Is it possible for you to tell us what the villagers were thinking as Boy approached the battle?
How did the dragon come to know about the village? Is the dragon related to anyone else?
What similarities and differences do you see between your life and Boy’s life? What can we learn from this story that will help us see our world in a different light?
Days 2 and 3 are the most important. Examine and prepare for the drama activities: The goal of drama activities is to help participants understand a story more deeply. The drama provides more than just a stage performance; it also serves as a learning tool. Students volunteer to take on the roles of characters from the text in each drama activity.
The hot seat method, in which students interview a fictional character, may be used if the class is primarily concerned with giving a voice to oppressed characters or discovering motive. My students chose to conduct interviews with the dragon, Boy, and the townspeople when they were studying Boy.
Perhaps students want to encourage a character who is going through a difficult time. If that’s the case, I might stage a corridor of voices, in which students line up along a hallway and express what was left unsaid in the text. A town hall meeting allows students to discuss important issues from the book when their opinions are clearly divided. In these situations, a town hall meeting is beneficial. Students took part in a town hall meeting to decide whether or not the dragon should remain in Boy, for example, while on their exploration of the town.
For a final touch, when we speculate about a character’s past, I sometimes have students create flashbacks to shed new light on the story, or imagine future scenes to extend our attention beyond that of the book.
Day 4: Group writing: We each write a piece of writing that we then share with the rest of the group. I bring in linked texts, demonstrate my thinking, and solicit feedback from students. The piece can take the form of a letter to a member of the community, an author, or a character from the story. It could also take the form of a journal entry written by a fictional character or a section of the story told from a different point of view.
Students discuss possible writing forms (e.g., poem, letter, comic, diary entry) in light of the reading, discussion, and drama activities. They also participate in peer conferences in order to brainstorm and receive feedback on their ideas and writing.
Days 5, 6, and 7: Writing: Students require time to complete meaningful works of writing. They write and then revise their work throughout the course. I hold writing conferences with students (either one-on-one or in small groups) to encourage and support them in their writing.

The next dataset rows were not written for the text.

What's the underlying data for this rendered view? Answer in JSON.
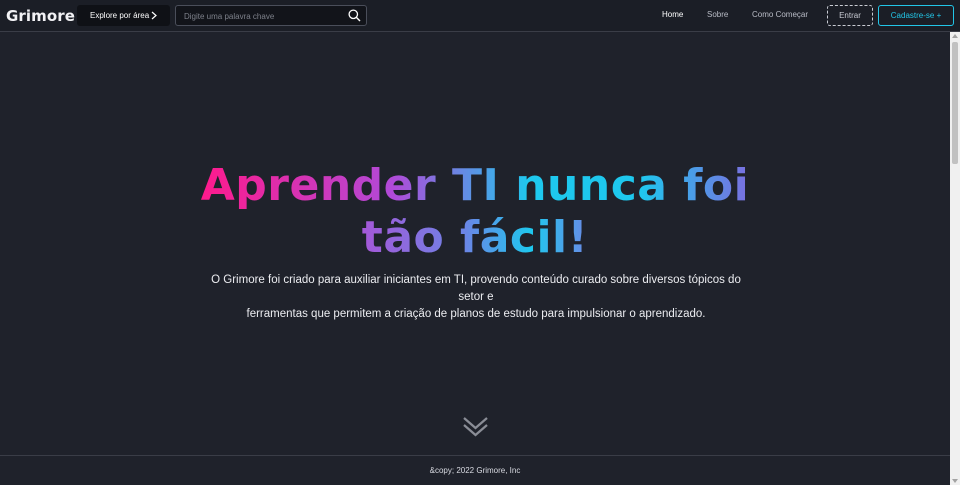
{
  "header": {
    "logo": "Grimore",
    "explore_label": "Explore por área",
    "search_placeholder": "Digite uma palavra chave",
    "nav": [
      {
        "label": "Home",
        "active": true
      },
      {
        "label": "Sobre",
        "active": false
      },
      {
        "label": "Como Começar",
        "active": false
      }
    ],
    "login_label": "Entrar",
    "signup_label": "Cadastre-se +"
  },
  "hero": {
    "title_line1": "Aprender TI nunca foi",
    "title_line2": "tão fácil!",
    "subtitle_line1": "O Grimore foi criado para auxiliar iniciantes em TI, provendo conteúdo curado sobre diversos tópicos do setor e",
    "subtitle_line2": "ferramentas que permitem a criação de planos de estudo para impulsionar o aprendizado."
  },
  "footer": {
    "copyright": "&copy; 2022 Grimore, Inc"
  },
  "colors": {
    "background": "#1f222b",
    "accent_cyan": "#22c6e8",
    "accent_pink": "#ff1a8c",
    "accent_purple": "#a558d8"
  },
  "icons": [
    "chevron-right-icon",
    "search-icon",
    "double-chevron-down-icon"
  ]
}
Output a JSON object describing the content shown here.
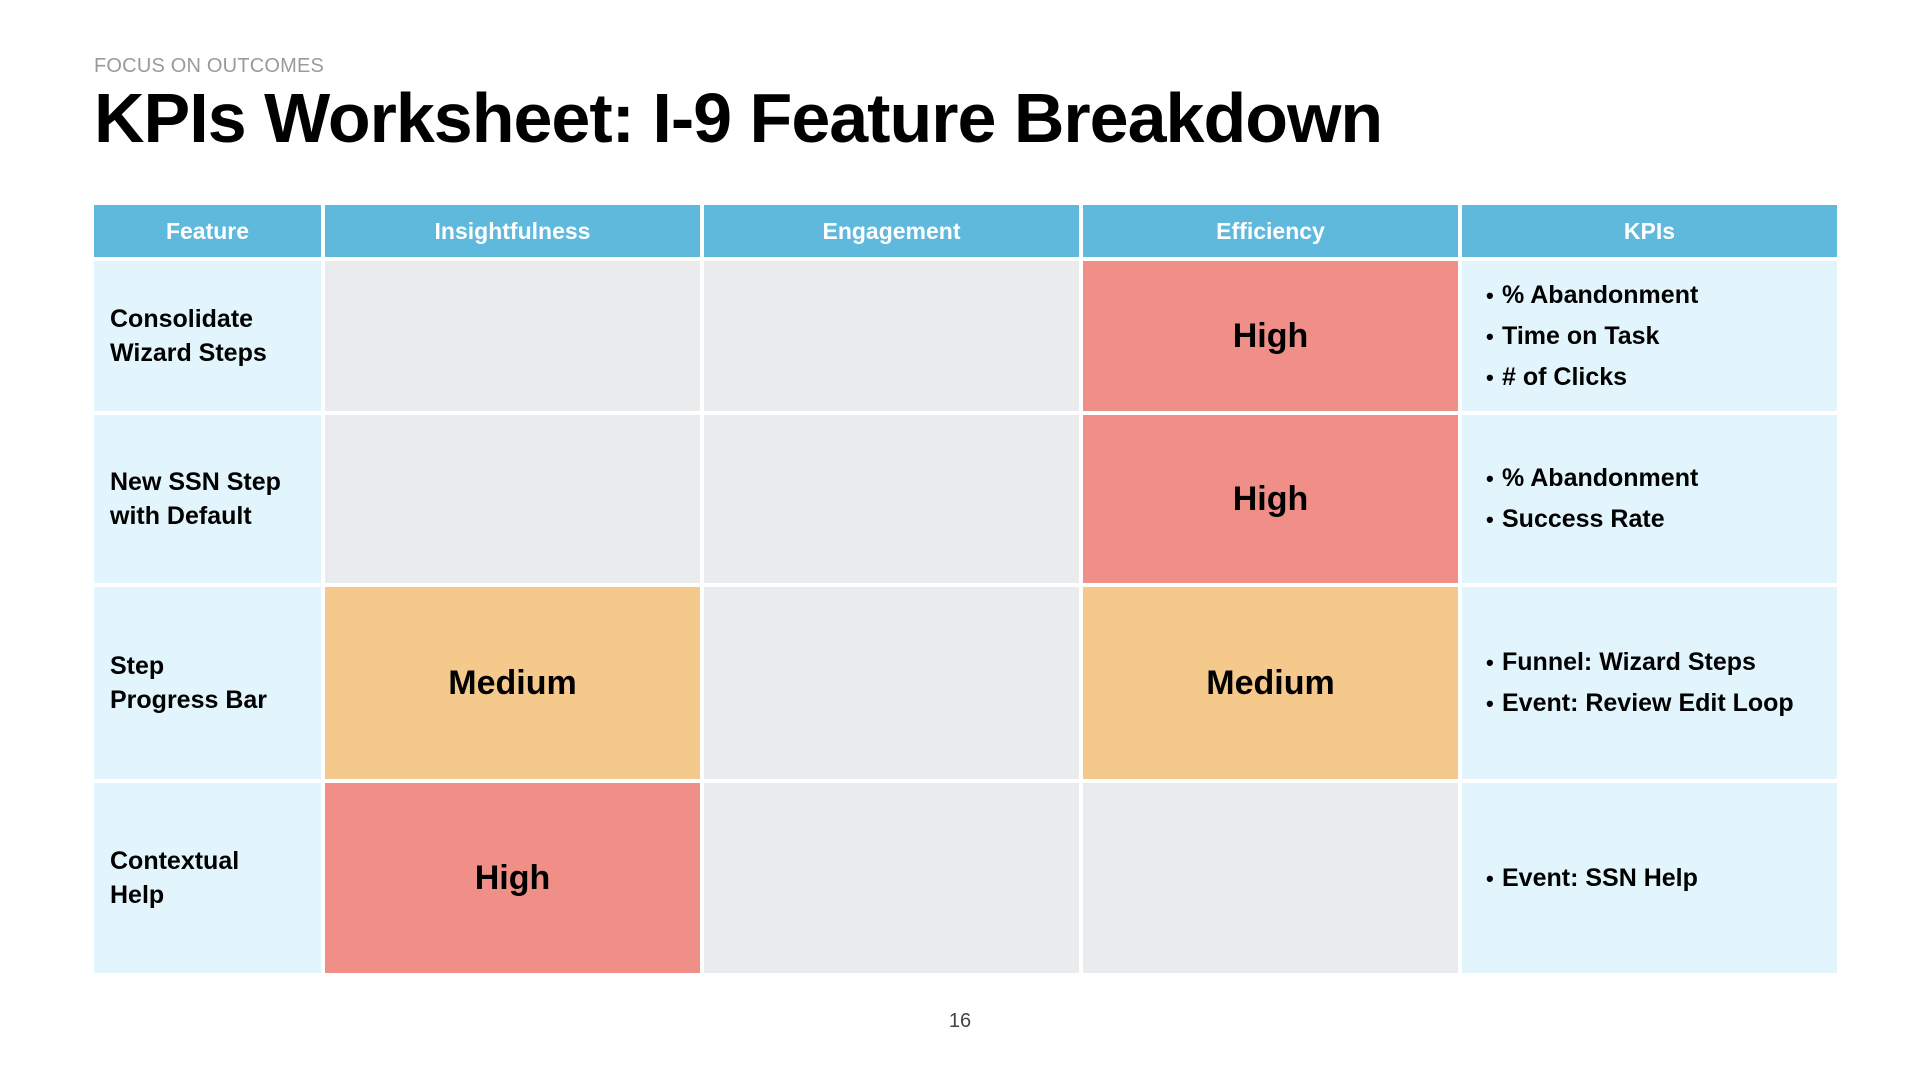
{
  "slide": {
    "eyebrow": "FOCUS ON OUTCOMES",
    "title": "KPIs Worksheet: I-9 Feature Breakdown",
    "page_number": "16"
  },
  "table": {
    "headers": [
      "Feature",
      "Insightfulness",
      "Engagement",
      "Efficiency",
      "KPIs"
    ],
    "rows": [
      {
        "feature": "Consolidate\nWizard Steps",
        "insightfulness": "",
        "engagement": "",
        "efficiency": "High",
        "kpis": [
          "% Abandonment",
          "Time on Task",
          "# of Clicks"
        ]
      },
      {
        "feature": "New SSN Step\nwith Default",
        "insightfulness": "",
        "engagement": "",
        "efficiency": "High",
        "kpis": [
          "% Abandonment",
          "Success Rate"
        ]
      },
      {
        "feature": "Step\nProgress Bar",
        "insightfulness": "Medium",
        "engagement": "",
        "efficiency": "Medium",
        "kpis": [
          "Funnel: Wizard Steps",
          "Event: Review Edit Loop"
        ]
      },
      {
        "feature": "Contextual\nHelp",
        "insightfulness": "High",
        "engagement": "",
        "efficiency": "",
        "kpis": [
          "Event: SSN Help"
        ]
      }
    ],
    "bullet": "•"
  },
  "colors": {
    "header": "#5fb9dd",
    "feature_bg": "#e3f5fc",
    "empty_bg": "#eaebec",
    "high": "#f08e88",
    "medium": "#f5c88c"
  }
}
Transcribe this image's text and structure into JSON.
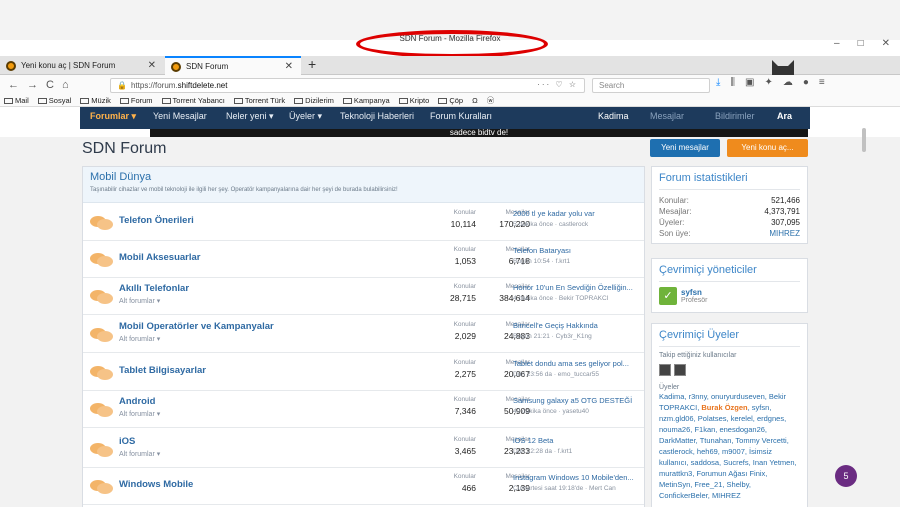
{
  "window": {
    "title": "SDN Forum - Mozilla Firefox",
    "controls": [
      "–",
      "□",
      "✕"
    ]
  },
  "tabs": [
    {
      "label": "Yeni konu aç | SDN Forum",
      "close": "✕"
    },
    {
      "label": "SDN Forum",
      "close": "✕"
    }
  ],
  "new_tab": "+",
  "nav": {
    "back": "←",
    "forward": "→",
    "reload": "C",
    "home": "⌂"
  },
  "url": {
    "prefix": "https://forum.",
    "host": "shiftdelete.net",
    "actions": "··· ♡ ☆"
  },
  "search": {
    "placeholder": "Search"
  },
  "toolbar_icons": [
    "⤓",
    "⫼",
    "▣",
    "✦",
    "☁",
    "●",
    "≡"
  ],
  "bookmarks": [
    "Mail",
    "Sosyal",
    "Müzik",
    "Forum",
    "Torrent Yabancı",
    "Torrent Türk",
    "Dizilerim",
    "Kampanya",
    "Kripto",
    "Çöp",
    "Ω",
    "ⓦ"
  ],
  "site_nav": {
    "items": [
      "Forumlar ▾",
      "Yeni Mesajlar",
      "Neler yeni ▾",
      "Üyeler ▾",
      "Teknoloji Haberleri",
      "Forum Kuralları"
    ],
    "right": [
      "Kadima",
      "Mesajlar",
      "Bildirimler",
      "Ara"
    ]
  },
  "strip_text": "sadece bidtv de!",
  "page": {
    "title": "SDN Forum",
    "new_messages_btn": "Yeni mesajlar",
    "new_topic_btn": "Yeni konu aç..."
  },
  "category": {
    "title": "Mobil Dünya",
    "desc": "Taşınabilir cihazlar ve mobil teknoloji ile ilgili her şey. Operatör kampanyalarına dair her şeyi de burada bulabilirsiniz!"
  },
  "forums": [
    {
      "name": "Telefon Önerileri",
      "sub": "",
      "konular": "10,114",
      "mesajlar": "170,220",
      "last_title": "2000 tl ye kadar yolu var",
      "last_meta": "5 dakika önce · castlerock"
    },
    {
      "name": "Mobil Aksesuarlar",
      "sub": "",
      "konular": "1,053",
      "mesajlar": "6,718",
      "last_title": "Telefon Bataryası",
      "last_meta": "Bugün 10:54 · f.krt1"
    },
    {
      "name": "Akıllı Telefonlar",
      "sub": "Alt forumlar ▾",
      "konular": "28,715",
      "mesajlar": "384,614",
      "last_title": "Honor 10'un En Sevdiğin Özelliğin...",
      "last_meta": "4 dakika önce · Bekir TOPRAKCI"
    },
    {
      "name": "Mobil Operatörler ve Kampanyalar",
      "sub": "Alt forumlar ▾",
      "konular": "2,029",
      "mesajlar": "24,883",
      "last_title": "Bimcell'e Geçiş Hakkında",
      "last_meta": "Bugün 21:21 · Cyb3r_K1ng"
    },
    {
      "name": "Tablet Bilgisayarlar",
      "sub": "",
      "konular": "2,275",
      "mesajlar": "20,067",
      "last_title": "Tablet dondu ama ses geliyor pol...",
      "last_meta": "Dün 23:56 da · emo_tuccar55"
    },
    {
      "name": "Android",
      "sub": "Alt forumlar ▾",
      "konular": "7,346",
      "mesajlar": "50,909",
      "last_title": "Samsung galaxy a5 OTG DESTEĞİ",
      "last_meta": "40 dakika önce · yasetu40"
    },
    {
      "name": "iOS",
      "sub": "Alt forumlar ▾",
      "konular": "3,465",
      "mesajlar": "23,233",
      "last_title": "iOS 12 Beta",
      "last_meta": "Dün 22:28 da · f.krt1"
    },
    {
      "name": "Windows Mobile",
      "sub": "",
      "konular": "466",
      "mesajlar": "2,139",
      "last_title": "Instagram Windows 10 Mobile'den...",
      "last_meta": "Cumartesi saat 19:18'de · Mert Can"
    }
  ],
  "labels": {
    "konular": "Konular",
    "mesajlar": "Mesajlar"
  },
  "stats_box": {
    "title": "Forum istatistikleri",
    "rows": [
      {
        "k": "Konular:",
        "v": "521,466"
      },
      {
        "k": "Mesajlar:",
        "v": "4,373,791"
      },
      {
        "k": "Üyeler:",
        "v": "307,095"
      },
      {
        "k": "Son üye:",
        "v": "MIHREZ"
      }
    ]
  },
  "staff_box": {
    "title": "Çevrimiçi yöneticiler",
    "name": "syfsn",
    "role": "Profesör"
  },
  "online_box": {
    "title": "Çevrimiçi Üyeler",
    "following": "Takip ettiğiniz kullanıcılar",
    "members_head": "Üyeler",
    "before": "Kadima, r3nny, onuryurduseven, Bekir TOPRAKCI, ",
    "highlight": "Burak Özgen",
    "after": ", syfsn, nzm.gld06, Polatses, kerelel, erdgnes, nouma26, F1kan, enesdogan26, DarkMatter, Ttunahan, Tommy Vercetti, castlerock, heh69, m9007, İsimsiz kullanıcı, saddosa, Sucrefs, Inan Yetmen, murattkn3, Forumun Ağası Finix, MetinSyn, Free_21, Shelby, ConfickerBeler, MIHREZ"
  },
  "notif_count": "5"
}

On days 8 and 9, the participants will share their writing and develop action plans, which will be crucial to the process. Students are in charge of developing and implementing the action plans.
Organizing fundraisers, collaborating with community organisations, and participating in service projects are just a few examples. The actions I’ve witnessed over the years have taken a variety of forms, including performing skits at senior citizen homes, volunteering to stock shelves at homeless shelters, and supporting local Special Olympics organisations. It makes a difference in the type and quality of work that students do when they are given the space and time to support action plans.
In the later stages of the semester, I found myself in the back of my colleague’s classroom once more. This time, I sat and watched as she hosted a talk show in which she interviewed fictional characters. Student input had progressed significantly, and when I asked her how she felt about the lesson, she replied, “I will never do it any other way now that I’ve done it this way!”